Items from an interface collection:
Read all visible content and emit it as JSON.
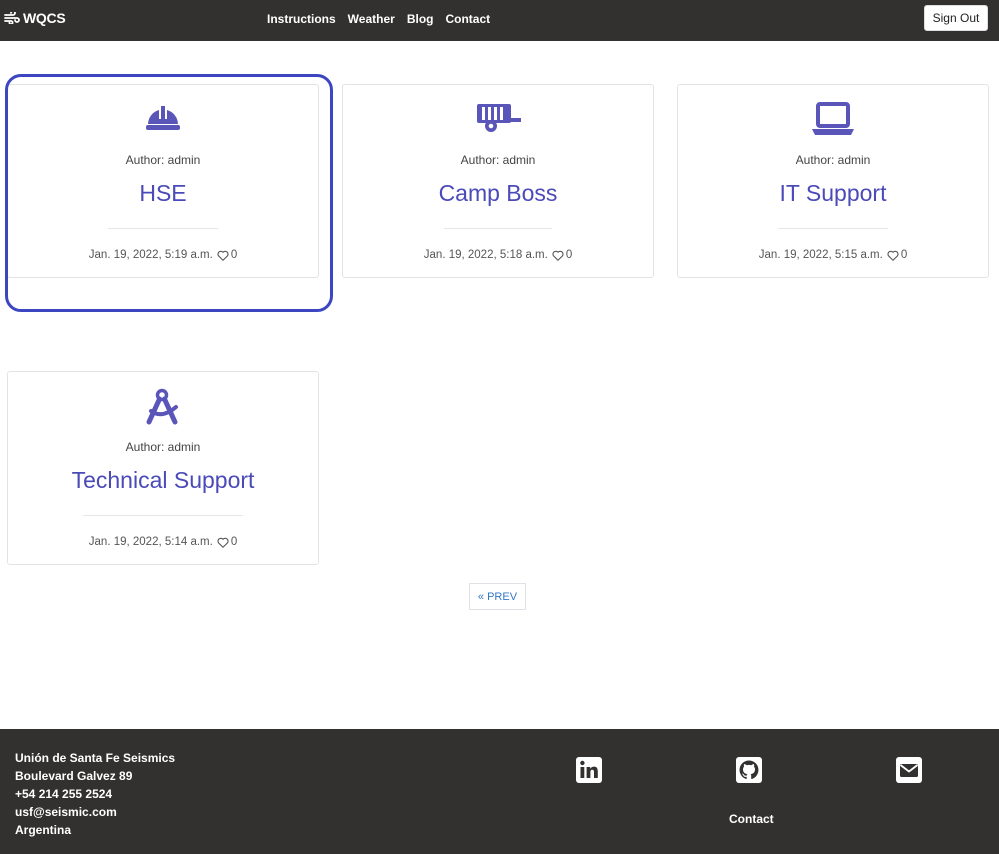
{
  "navbar": {
    "brand": "WQCS",
    "links": [
      "Instructions",
      "Weather",
      "Blog",
      "Contact"
    ],
    "sign_out": "Sign Out"
  },
  "posts": [
    {
      "icon": "hard-hat-icon",
      "author": "Author: admin",
      "title": "HSE",
      "date": "Jan. 19, 2022, 5:19 a.m.",
      "likes": "0"
    },
    {
      "icon": "trailer-icon",
      "author": "Author: admin",
      "title": "Camp Boss",
      "date": "Jan. 19, 2022, 5:18 a.m.",
      "likes": "0"
    },
    {
      "icon": "laptop-icon",
      "author": "Author: admin",
      "title": "IT Support",
      "date": "Jan. 19, 2022, 5:15 a.m.",
      "likes": "0"
    },
    {
      "icon": "compass-drafting-icon",
      "author": "Author: admin",
      "title": "Technical Support",
      "date": "Jan. 19, 2022, 5:14 a.m.",
      "likes": "0"
    }
  ],
  "pagination": {
    "prev": "« PREV"
  },
  "footer": {
    "address": [
      "Unión de Santa Fe Seismics",
      "Boulevard Galvez 89",
      "+54 214 255 2524",
      "usf@seismic.com",
      "Argentina"
    ],
    "social_icons": [
      "linkedin-icon",
      "github-icon",
      "envelope-icon"
    ],
    "contact": "Contact"
  },
  "colors": {
    "navbar_bg": "#323130",
    "accent": "#4a4ab8",
    "icon": "#5a55b8",
    "highlight": "#3c46c0",
    "link": "#3477c9"
  }
}
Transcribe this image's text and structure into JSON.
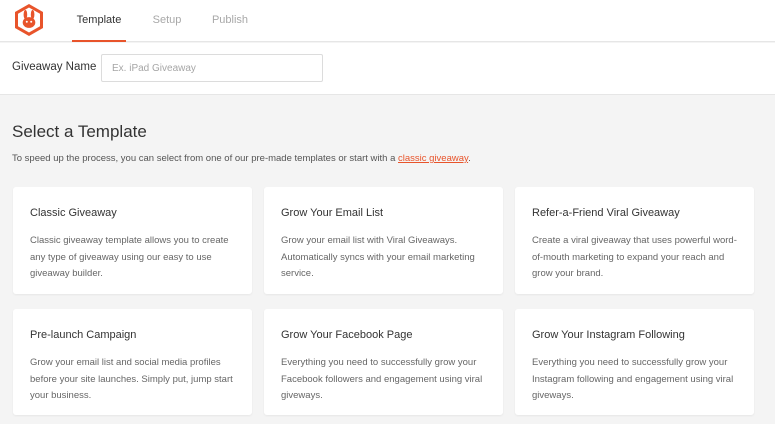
{
  "header": {
    "tabs": [
      {
        "label": "Template",
        "active": true
      },
      {
        "label": "Setup",
        "active": false
      },
      {
        "label": "Publish",
        "active": false
      }
    ],
    "logo_icon": "rabbit-logo-icon",
    "accent_color": "#e8542b"
  },
  "giveaway_name": {
    "label": "Giveaway Name",
    "value": "",
    "placeholder": "Ex. iPad Giveaway"
  },
  "main": {
    "heading": "Select a Template",
    "intro_text": "To speed up the process, you can select from one of our pre-made templates or start with a",
    "intro_link": "classic giveaway",
    "intro_end": "."
  },
  "templates": [
    {
      "title": "Classic Giveaway",
      "description": "Classic giveaway template allows you to create any type of giveaway using our easy to use giveaway builder."
    },
    {
      "title": "Grow Your Email List",
      "description": "Grow your email list with Viral Giveaways. Automatically syncs with your email marketing service."
    },
    {
      "title": "Refer-a-Friend Viral Giveaway",
      "description": "Create a viral giveaway that uses powerful word-of-mouth marketing to expand your reach and grow your brand."
    },
    {
      "title": "Pre-launch Campaign",
      "description": "Grow your email list and social media profiles before your site launches. Simply put, jump start your business."
    },
    {
      "title": "Grow Your Facebook Page",
      "description": "Everything you need to successfully grow your Facebook followers and engagement using viral giveways."
    },
    {
      "title": "Grow Your Instagram Following",
      "description": "Everything you need to successfully grow your Instagram following and engagement using viral giveways."
    }
  ]
}
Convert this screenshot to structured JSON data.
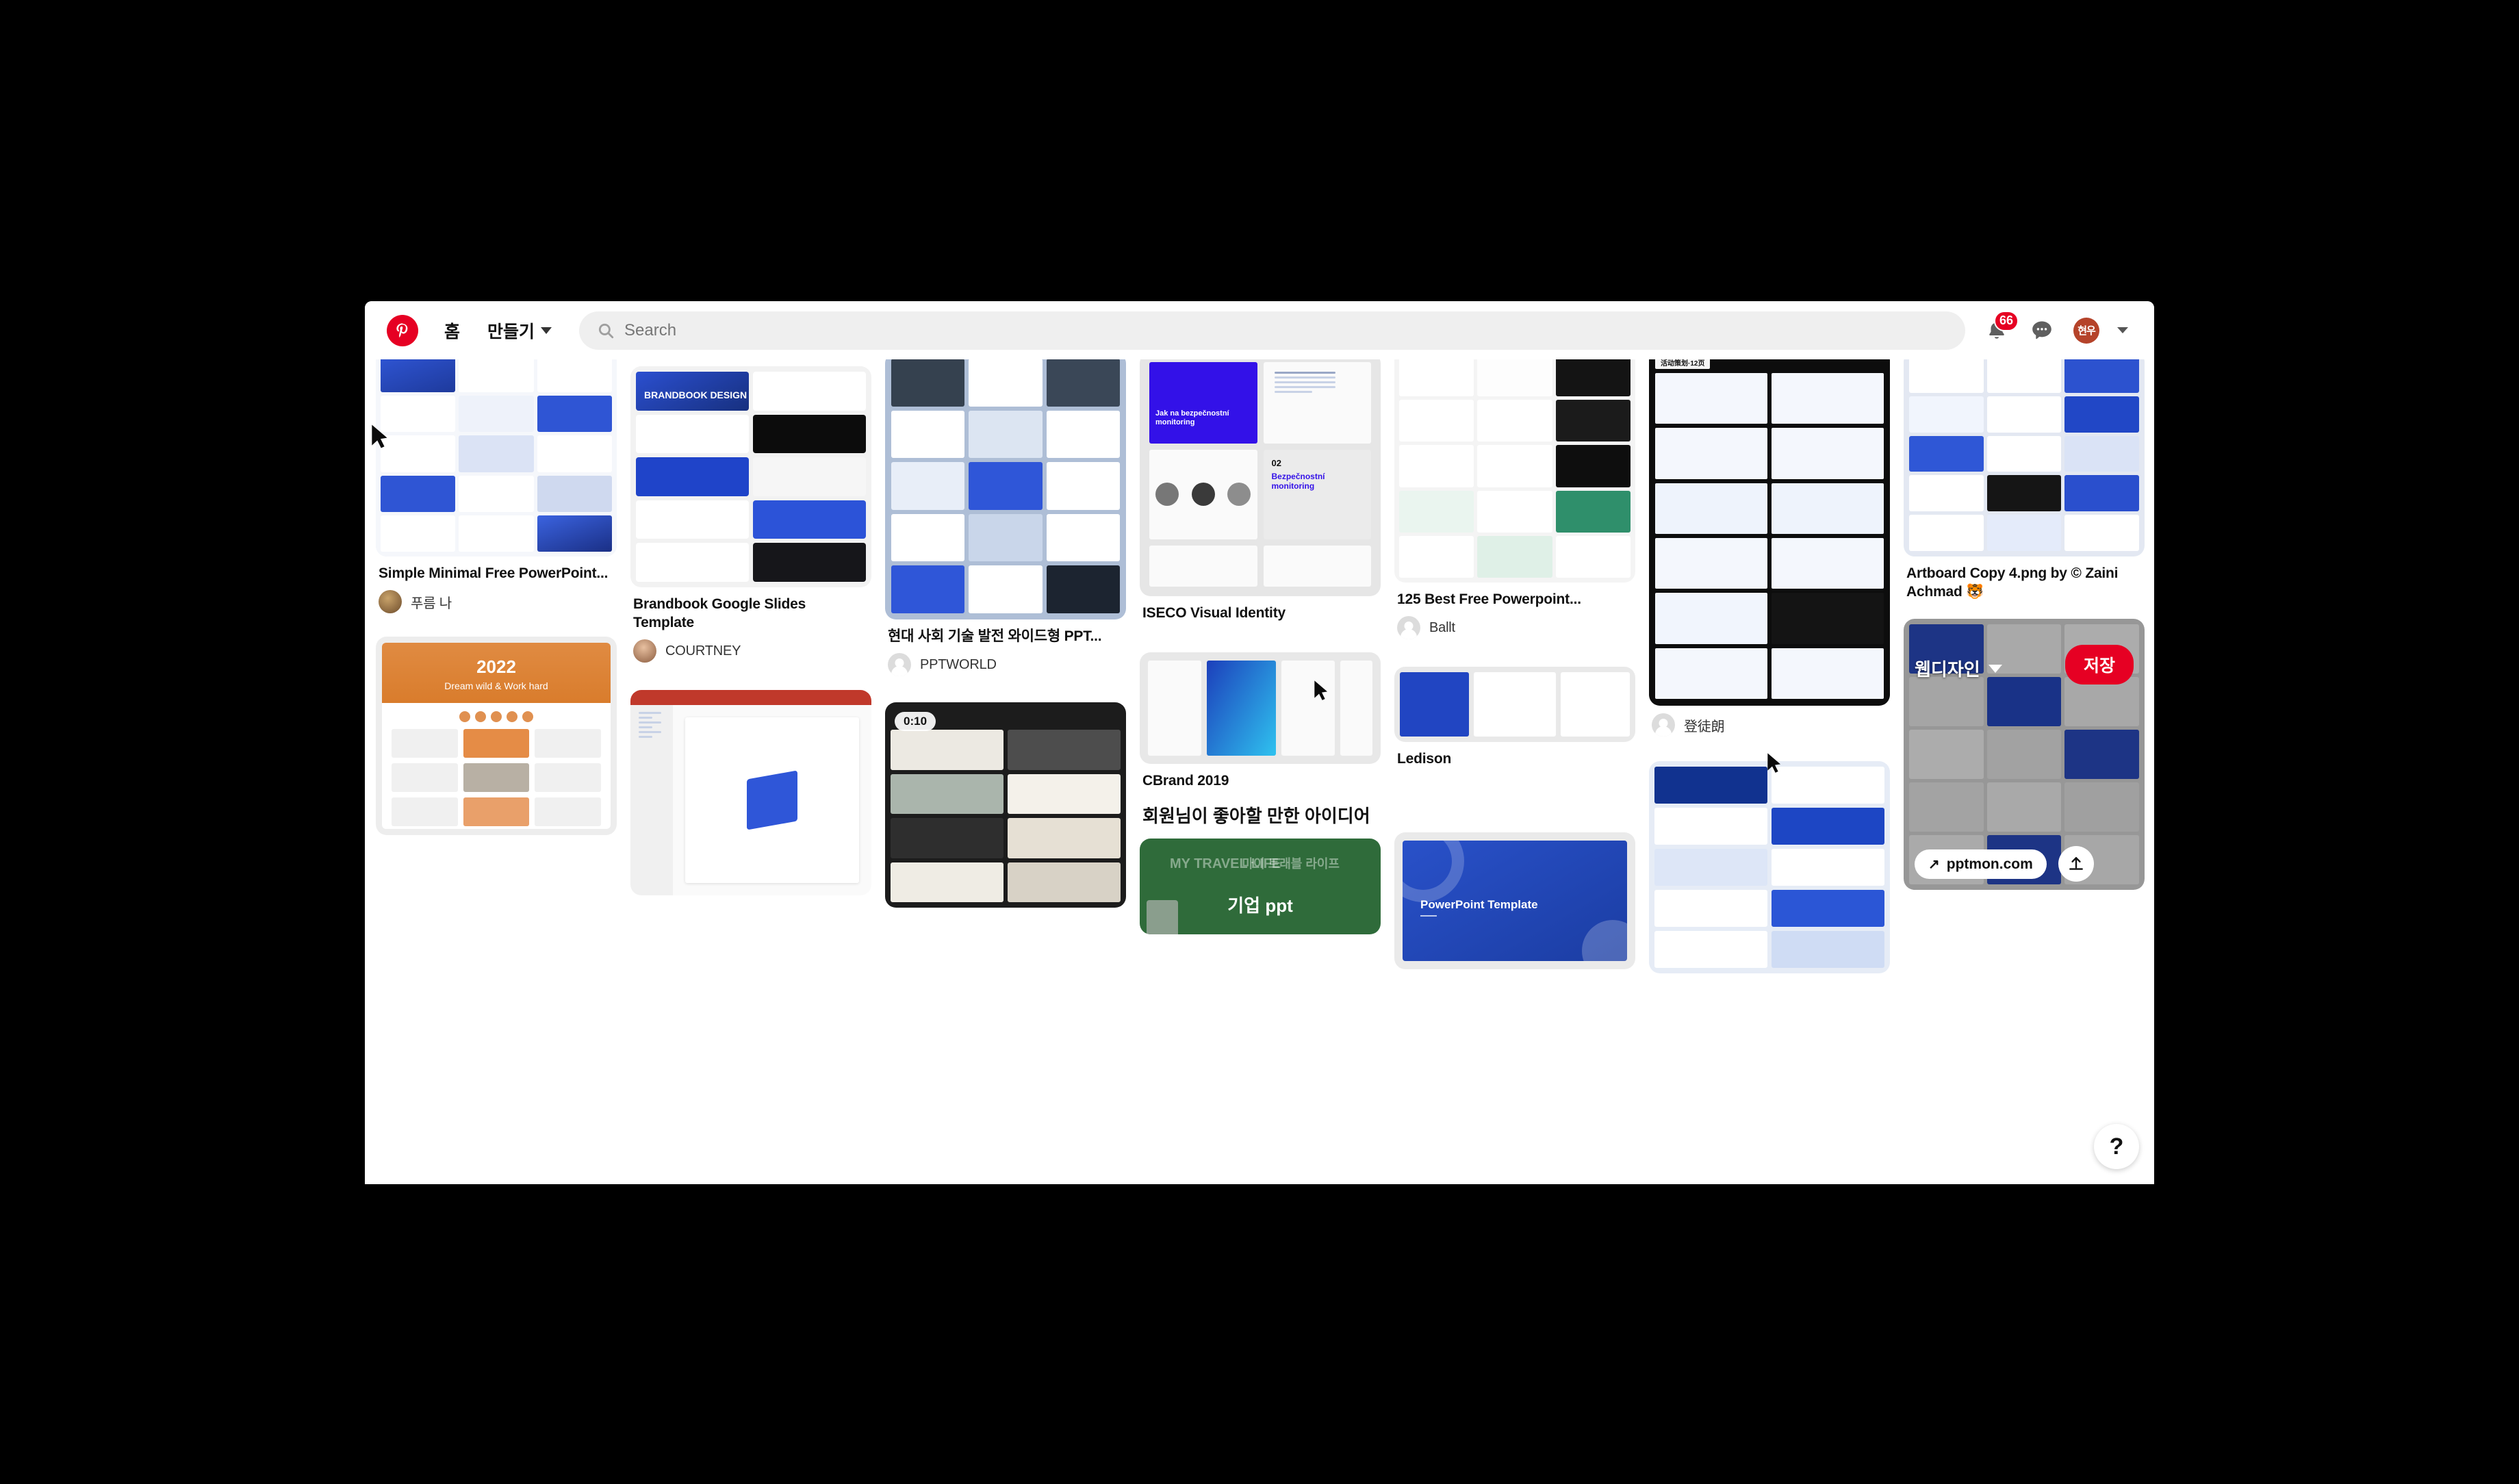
{
  "header": {
    "logo_alt": "Pinterest",
    "home_label": "홈",
    "create_label": "만들기",
    "search_placeholder": "Search",
    "search_value": "",
    "notification_count": "66",
    "avatar_initials": "현우"
  },
  "section_heading": "회원님이 좋아할 만한 아이디어",
  "hover_pin": {
    "board_name": "웹디자인",
    "save_label": "저장",
    "link_domain": "pptmon.com",
    "help_label": "?"
  },
  "pins": [
    {
      "id": "pin-simple-minimal",
      "title": "Simple Minimal Free PowerPoint...",
      "author": "푸름 나",
      "has_author_photo": true,
      "column": 0
    },
    {
      "id": "pin-2022-dream",
      "title": "",
      "author": "",
      "overlay_year": "2022",
      "overlay_tagline": "Dream wild & Work hard",
      "column": 0
    },
    {
      "id": "pin-brandbook",
      "title": "Brandbook Google Slides Template",
      "author": "COURTNEY",
      "has_author_photo": true,
      "overlay_text": "BRANDBOOK DESIGN",
      "column": 1
    },
    {
      "id": "pin-ppt-editor",
      "title": "",
      "author": "",
      "column": 1
    },
    {
      "id": "pin-hyundai-wide",
      "title": "현대 사회 기술 발전 와이드형 PPT...",
      "author": "PPTWORLD",
      "has_author_photo": false,
      "column": 2
    },
    {
      "id": "pin-strategy-video",
      "title": "",
      "author": "",
      "duration": "0:10",
      "column": 2
    },
    {
      "id": "pin-iseco",
      "title": "ISECO Visual Identity",
      "author": "",
      "overlay_text": "Jak na bezpečnostní monitoring",
      "overlay_sub": "02 Bezpečnostní monitoring",
      "column": 3
    },
    {
      "id": "pin-cbrand",
      "title": "CBrand 2019",
      "author": "",
      "column": 3
    },
    {
      "id": "pin-travel-green",
      "title": "",
      "author": "",
      "overlay_text": "MY TRAVEL LIFE",
      "overlay_sub": "마이 트래블 라이프",
      "overlay_tag": "기업 ppt",
      "column": 3
    },
    {
      "id": "pin-125-best",
      "title": "125 Best Free Powerpoint...",
      "author": "Ballt",
      "has_author_photo": false,
      "column": 4
    },
    {
      "id": "pin-ledison",
      "title": "Ledison",
      "author": "",
      "column": 4
    },
    {
      "id": "pin-powerpoint-template",
      "title": "",
      "author": "",
      "overlay_text": "PowerPoint Template",
      "column": 4
    },
    {
      "id": "pin-chinese-deck",
      "title": "",
      "author": "登徒朗",
      "has_author_photo": false,
      "overlay_text": "活动策划·12页",
      "column": 5
    },
    {
      "id": "pin-blue-deck",
      "title": "",
      "author": "",
      "column": 5
    },
    {
      "id": "pin-artboard",
      "title": "Artboard Copy 4.png by © Zaini Achmad 🐯",
      "author": "",
      "column": 6
    },
    {
      "id": "pin-webdesign-hover",
      "title": "",
      "author": "",
      "column": 6,
      "hovered": true
    }
  ],
  "colors": {
    "brand_red": "#e60023",
    "page_bg": "#ffffff",
    "desktop_bg": "#000000",
    "text_primary": "#111111",
    "text_secondary": "#767676"
  }
}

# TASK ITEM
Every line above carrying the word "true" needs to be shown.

# OUTPUT
        "active": true
      "has_author_photo": true,
      "has_author_photo": true,
      "hovered": true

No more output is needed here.